# Brief:
Since only the words are wanted, reproduce every entry exactly and leave the images behind.

# Data to process:
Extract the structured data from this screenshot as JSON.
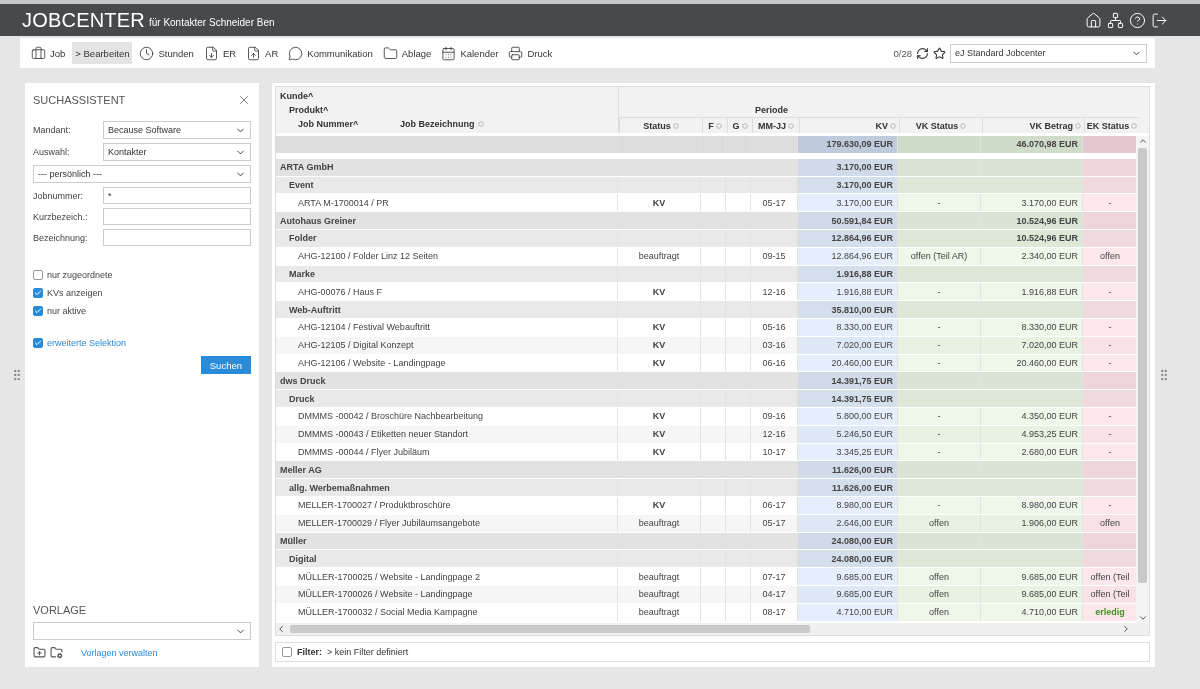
{
  "app": {
    "title": "JOBCENTER",
    "subtitle": "für Kontakter Schneider Ben"
  },
  "toolbar": {
    "items": [
      {
        "label": "Job",
        "selected": false
      },
      {
        "label": "Bearbeiten",
        "prefix": ">",
        "selected": true
      },
      {
        "label": "Stunden",
        "selected": false
      },
      {
        "label": "ER",
        "selected": false
      },
      {
        "label": "AR",
        "selected": false
      },
      {
        "label": "Kommunikation",
        "selected": false
      },
      {
        "label": "Ablage",
        "selected": false
      },
      {
        "label": "Kalender",
        "selected": false
      },
      {
        "label": "Druck",
        "selected": false
      }
    ],
    "counter": "0/28",
    "view_select": "eJ Standard Jobcenter"
  },
  "search_panel": {
    "title": "SUCHASSISTENT",
    "fields": [
      {
        "kind": "select",
        "label": "Mandant:",
        "value": "Because Software"
      },
      {
        "kind": "select",
        "label": "Auswahl:",
        "value": "Kontakter"
      },
      {
        "kind": "select",
        "value": "--- persönlich ---"
      },
      {
        "kind": "input",
        "label": "Jobnummer:",
        "value": "*"
      },
      {
        "kind": "input",
        "label": "Kurzbezeich.:"
      },
      {
        "kind": "input",
        "label": "Bezeichnung:"
      }
    ],
    "checkboxes": [
      {
        "label": "nur zugeordnete",
        "checked": false
      },
      {
        "label": "KVs anzeigen",
        "checked": true
      },
      {
        "label": "nur aktive",
        "checked": true
      }
    ],
    "extended": {
      "label": "erweiterte Selektion",
      "checked": true
    },
    "search_button": "Suchen",
    "template_title": "VORLAGE",
    "template_link": "Vorlagen verwalten"
  },
  "table": {
    "header_levels": [
      "Kunde^",
      "Produkt^",
      "Job Nummer^"
    ],
    "name_column": "Job Bezeichnung",
    "columns": [
      {
        "label": "Status"
      },
      {
        "label": "F"
      },
      {
        "label": "G"
      },
      {
        "label": "MM-JJ",
        "caption": "Periode"
      },
      {
        "label": "KV"
      },
      {
        "label": "VK Status"
      },
      {
        "label": "VK Betrag"
      },
      {
        "label": "EK Status"
      }
    ],
    "totals": {
      "kv": "179.630,09 EUR",
      "vk_betrag": "46.070,98 EUR"
    },
    "customers": [
      {
        "label": "ARTA GmbH",
        "kv": "3.170,00 EUR",
        "children": [
          {
            "label": "Event",
            "kv": "3.170,00 EUR",
            "children": [
              {
                "label": "ARTA M-1700014 / PR",
                "status": "KV",
                "status_emphasis": true,
                "period": "05-17",
                "kv": "3.170,00 EUR",
                "vk_status": "-",
                "vk_betrag": "3.170,00 EUR",
                "ek_status": "-"
              }
            ]
          }
        ]
      },
      {
        "label": "Autohaus Greiner",
        "kv": "50.591,84 EUR",
        "vk_betrag": "10.524,96 EUR",
        "children": [
          {
            "label": "Folder",
            "kv": "12.864,96 EUR",
            "vk_betrag": "10.524,96 EUR",
            "children": [
              {
                "label": "AHG-12100 / Folder Linz 12 Seiten",
                "status": "beauftragt",
                "status_emphasis": false,
                "period": "09-15",
                "kv": "12.864,96 EUR",
                "vk_status": "offen (Teil AR)",
                "vk_betrag": "2.340,00 EUR",
                "ek_status": "offen"
              }
            ]
          },
          {
            "label": "Marke",
            "kv": "1.916,88 EUR",
            "children": [
              {
                "label": "AHG-00076 / Haus F",
                "status": "KV",
                "status_emphasis": true,
                "period": "12-16",
                "kv": "1.916,88 EUR",
                "vk_status": "-",
                "vk_betrag": "1.916,88 EUR",
                "ek_status": "-"
              }
            ]
          },
          {
            "label": "Web-Auftritt",
            "kv": "35.810,00 EUR",
            "children": [
              {
                "label": "AHG-12104 / Festival Webauftritt",
                "status": "KV",
                "status_emphasis": true,
                "period": "05-16",
                "kv": "8.330,00 EUR",
                "vk_status": "-",
                "vk_betrag": "8.330,00 EUR",
                "ek_status": "-"
              },
              {
                "label": "AHG-12105 / Digital Konzept",
                "status": "KV",
                "status_emphasis": true,
                "period": "03-16",
                "kv": "7.020,00 EUR",
                "vk_status": "-",
                "vk_betrag": "7.020,00 EUR",
                "ek_status": "-"
              },
              {
                "label": "AHG-12106 / Website - Landingpage",
                "status": "KV",
                "status_emphasis": true,
                "period": "06-16",
                "kv": "20.460,00 EUR",
                "vk_status": "-",
                "vk_betrag": "20.460,00 EUR",
                "ek_status": "-"
              }
            ]
          }
        ]
      },
      {
        "label": "dws Druck",
        "kv": "14.391,75 EUR",
        "children": [
          {
            "label": "Druck",
            "kv": "14.391,75 EUR",
            "children": [
              {
                "label": "DMMMS -00042 / Broschüre Nachbearbeitung",
                "status": "KV",
                "status_emphasis": true,
                "period": "09-16",
                "kv": "5.800,00 EUR",
                "vk_status": "-",
                "vk_betrag": "4.350,00 EUR",
                "ek_status": "-"
              },
              {
                "label": "DMMMS -00043 / Etiketten neuer Standort",
                "status": "KV",
                "status_emphasis": true,
                "period": "12-16",
                "kv": "5.246,50 EUR",
                "vk_status": "-",
                "vk_betrag": "4.953,25 EUR",
                "ek_status": "-"
              },
              {
                "label": "DMMMS -00044 / Flyer Jubiläum",
                "status": "KV",
                "status_emphasis": true,
                "period": "10-17",
                "kv": "3.345,25 EUR",
                "vk_status": "-",
                "vk_betrag": "2.680,00 EUR",
                "ek_status": "-"
              }
            ]
          }
        ]
      },
      {
        "label": "Meller AG",
        "kv": "11.626,00 EUR",
        "children": [
          {
            "label": "allg. Werbemaßnahmen",
            "kv": "11.626,00 EUR",
            "children": [
              {
                "label": "MELLER-1700027 / Produktbroschüre",
                "status": "KV",
                "status_emphasis": true,
                "period": "06-17",
                "kv": "8.980,00 EUR",
                "vk_status": "-",
                "vk_betrag": "8.980,00 EUR",
                "ek_status": "-"
              },
              {
                "label": "MELLER-1700029 / Flyer Jubiläumsangebote",
                "status": "beauftragt",
                "status_emphasis": false,
                "period": "05-17",
                "kv": "2.646,00 EUR",
                "vk_status": "offen",
                "vk_betrag": "1.906,00 EUR",
                "ek_status": "offen"
              }
            ]
          }
        ]
      },
      {
        "label": "Müller",
        "kv": "24.080,00 EUR",
        "children": [
          {
            "label": "Digital",
            "kv": "24.080,00 EUR",
            "children": [
              {
                "label": "MÜLLER-1700025 / Website - Landingpage 2",
                "status": "beauftragt",
                "status_emphasis": false,
                "period": "07-17",
                "kv": "9.685,00 EUR",
                "vk_status": "offen",
                "vk_betrag": "9.685,00 EUR",
                "ek_status": "offen (Teil"
              },
              {
                "label": "MÜLLER-1700026 / Website - Landingpage",
                "status": "beauftragt",
                "status_emphasis": false,
                "period": "04-17",
                "kv": "9.685,00 EUR",
                "vk_status": "offen",
                "vk_betrag": "9.685,00 EUR",
                "ek_status": "offen (Teil"
              },
              {
                "label": "MÜLLER-1700032 / Social Media Kampagne",
                "status": "beauftragt",
                "status_emphasis": false,
                "period": "08-17",
                "kv": "4.710,00 EUR",
                "vk_status": "offen",
                "vk_betrag": "4.710,00 EUR",
                "ek_status": "erledig",
                "ek_done": true
              }
            ]
          }
        ]
      }
    ],
    "filter": {
      "label": "Filter:",
      "checked": false,
      "prefix": ">",
      "value": "kein Filter definiert"
    }
  }
}
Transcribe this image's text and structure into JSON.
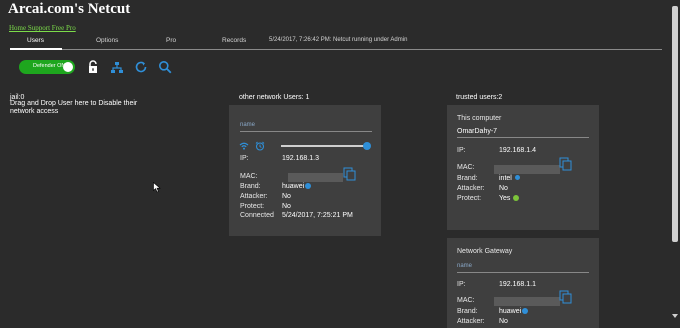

# Answer below:
Extract the structured data from this screenshot as JSON.
{
  "app": {
    "title": "JOBCENTER",
    "subtitle": "für Kontakter Schneider Ben"
  },
  "toolbar": {
    "items": [
      {
        "label": "Job",
        "selected": false
      },
      {
        "label": "Bearbeiten",
        "prefix": ">",
        "selected": true
      },
      {
        "label": "Stunden",
        "selected": false
      },
      {
        "label": "ER",
        "selected": false
      },
      {
        "label": "AR",
        "selected": false
      },
      {
        "label": "Kommunikation",
        "selected": false
      },
      {
        "label": "Ablage",
        "selected": false
      },
      {
        "label": "Kalender",
        "selected": false
      },
      {
        "label": "Druck",
        "selected": false
      }
    ],
    "counter": "0/28",
    "view_select": "eJ Standard Jobcenter"
  },
  "search_panel": {
    "title": "SUCHASSISTENT",
    "fields": [
      {
        "kind": "select",
        "label": "Mandant:",
        "value": "Because Software"
      },
      {
        "kind": "select",
        "label": "Auswahl:",
        "value": "Kontakter"
      },
      {
        "kind": "select",
        "value": "--- persönlich ---"
      },
      {
        "kind": "input",
        "label": "Jobnummer:",
        "value": "*"
      },
      {
        "kind": "input",
        "label": "Kurzbezeich.:"
      },
      {
        "kind": "input",
        "label": "Bezeichnung:"
      }
    ],
    "checkboxes": [
      {
        "label": "nur zugeordnete",
        "checked": false
      },
      {
        "label": "KVs anzeigen",
        "checked": true
      },
      {
        "label": "nur aktive",
        "checked": true
      }
    ],
    "extended": {
      "label": "erweiterte Selektion",
      "checked": true
    },
    "search_button": "Suchen",
    "template_title": "VORLAGE",
    "template_link": "Vorlagen verwalten"
  },
  "table": {
    "header_levels": [
      "Kunde^",
      "Produkt^",
      "Job Nummer^"
    ],
    "name_column": "Job Bezeichnung",
    "columns": [
      {
        "label": "Status"
      },
      {
        "label": "F"
      },
      {
        "label": "G"
      },
      {
        "label": "MM-JJ",
        "caption": "Periode"
      },
      {
        "label": "KV"
      },
      {
        "label": "VK Status"
      },
      {
        "label": "VK Betrag"
      },
      {
        "label": "EK Status"
      }
    ],
    "totals": {
      "kv": "179.630,09 EUR",
      "vk_betrag": "46.070,98 EUR"
    },
    "customers": [
      {
        "label": "ARTA GmbH",
        "kv": "3.170,00 EUR",
        "children": [
          {
            "label": "Event",
            "kv": "3.170,00 EUR",
            "children": [
              {
                "label": "ARTA M-1700014 / PR",
                "status": "KV",
                "status_emphasis": true,
                "period": "05-17",
                "kv": "3.170,00 EUR",
                "vk_status": "-",
                "vk_betrag": "3.170,00 EUR",
                "ek_status": "-"
              }
            ]
          }
        ]
      },
      {
        "label": "Autohaus Greiner",
        "kv": "50.591,84 EUR",
        "vk_betrag": "10.524,96 EUR",
        "children": [
          {
            "label": "Folder",
            "kv": "12.864,96 EUR",
            "vk_betrag": "10.524,96 EUR",
            "children": [
              {
                "label": "AHG-12100 / Folder Linz 12 Seiten",
                "status": "beauftragt",
                "status_emphasis": false,
                "period": "09-15",
                "kv": "12.864,96 EUR",
                "vk_status": "offen (Teil AR)",
                "vk_betrag": "2.340,00 EUR",
                "ek_status": "offen"
              }
            ]
          },
          {
            "label": "Marke",
            "kv": "1.916,88 EUR",
            "children": [
              {
                "label": "AHG-00076 / Haus F",
                "status": "KV",
                "status_emphasis": true,
                "period": "12-16",
                "kv": "1.916,88 EUR",
                "vk_status": "-",
                "vk_betrag": "1.916,88 EUR",
                "ek_status": "-"
              }
            ]
          },
          {
            "label": "Web-Auftritt",
            "kv": "35.810,00 EUR",
            "children": [
              {
                "label": "AHG-12104 / Festival Webauftritt",
                "status": "KV",
                "status_emphasis": true,
                "period": "05-16",
                "kv": "8.330,00 EUR",
                "vk_status": "-",
                "vk_betrag": "8.330,00 EUR",
                "ek_status": "-"
              },
              {
                "label": "AHG-12105 / Digital Konzept",
                "status": "KV",
                "status_emphasis": true,
                "period": "03-16",
                "kv": "7.020,00 EUR",
                "vk_status": "-",
                "vk_betrag": "7.020,00 EUR",
                "ek_status": "-"
              },
              {
                "label": "AHG-12106 / Website - Landingpage",
                "status": "KV",
                "status_emphasis": true,
                "period": "06-16",
                "kv": "20.460,00 EUR",
                "vk_status": "-",
                "vk_betrag": "20.460,00 EUR",
                "ek_status": "-"
              }
            ]
          }
        ]
      },
      {
        "label": "dws Druck",
        "kv": "14.391,75 EUR",
        "children": [
          {
            "label": "Druck",
            "kv": "14.391,75 EUR",
            "children": [
              {
                "label": "DMMMS -00042 / Broschüre Nachbearbeitung",
                "status": "KV",
                "status_emphasis": true,
                "period": "09-16",
                "kv": "5.800,00 EUR",
                "vk_status": "-",
                "vk_betrag": "4.350,00 EUR",
                "ek_status": "-"
              },
              {
                "label": "DMMMS -00043 / Etiketten neuer Standort",
                "status": "KV",
                "status_emphasis": true,
                "period": "12-16",
                "kv": "5.246,50 EUR",
                "vk_status": "-",
                "vk_betrag": "4.953,25 EUR",
                "ek_status": "-"
              },
              {
                "label": "DMMMS -00044 / Flyer Jubiläum",
                "status": "KV",
                "status_emphasis": true,
                "period": "10-17",
                "kv": "3.345,25 EUR",
                "vk_status": "-",
                "vk_betrag": "2.680,00 EUR",
                "ek_status": "-"
              }
            ]
          }
        ]
      },
      {
        "label": "Meller AG",
        "kv": "11.626,00 EUR",
        "children": [
          {
            "label": "allg. Werbemaßnahmen",
            "kv": "11.626,00 EUR",
            "children": [
              {
                "label": "MELLER-1700027 / Produktbroschüre",
                "status": "KV",
                "status_emphasis": true,
                "period": "06-17",
                "kv": "8.980,00 EUR",
                "vk_status": "-",
                "vk_betrag": "8.980,00 EUR",
                "ek_status": "-"
              },
              {
                "label": "MELLER-1700029 / Flyer Jubiläumsangebote",
                "status": "beauftragt",
                "status_emphasis": false,
                "period": "05-17",
                "kv": "2.646,00 EUR",
                "vk_status": "offen",
                "vk_betrag": "1.906,00 EUR",
                "ek_status": "offen"
              }
            ]
          }
        ]
      },
      {
        "label": "Müller",
        "kv": "24.080,00 EUR",
        "children": [
          {
            "label": "Digital",
            "kv": "24.080,00 EUR",
            "children": [
              {
                "label": "MÜLLER-1700025 / Website - Landingpage 2",
                "status": "beauftragt",
                "status_emphasis": false,
                "period": "07-17",
                "kv": "9.685,00 EUR",
                "vk_status": "offen",
                "vk_betrag": "9.685,00 EUR",
                "ek_status": "offen (Teil"
              },
              {
                "label": "MÜLLER-1700026 / Website - Landingpage",
                "status": "beauftragt",
                "status_emphasis": false,
                "period": "04-17",
                "kv": "9.685,00 EUR",
                "vk_status": "offen",
                "vk_betrag": "9.685,00 EUR",
                "ek_status": "offen (Teil"
              },
              {
                "label": "MÜLLER-1700032 / Social Media Kampagne",
                "status": "beauftragt",
                "status_emphasis": false,
                "period": "08-17",
                "kv": "4.710,00 EUR",
                "vk_status": "offen",
                "vk_betrag": "4.710,00 EUR",
                "ek_status": "erledig",
                "ek_done": true
              }
            ]
          }
        ]
      }
    ],
    "filter": {
      "label": "Filter:",
      "checked": false,
      "prefix": ">",
      "value": "kein Filter definiert"
    }
  }
}
Transcribe this image's text and structure into JSON.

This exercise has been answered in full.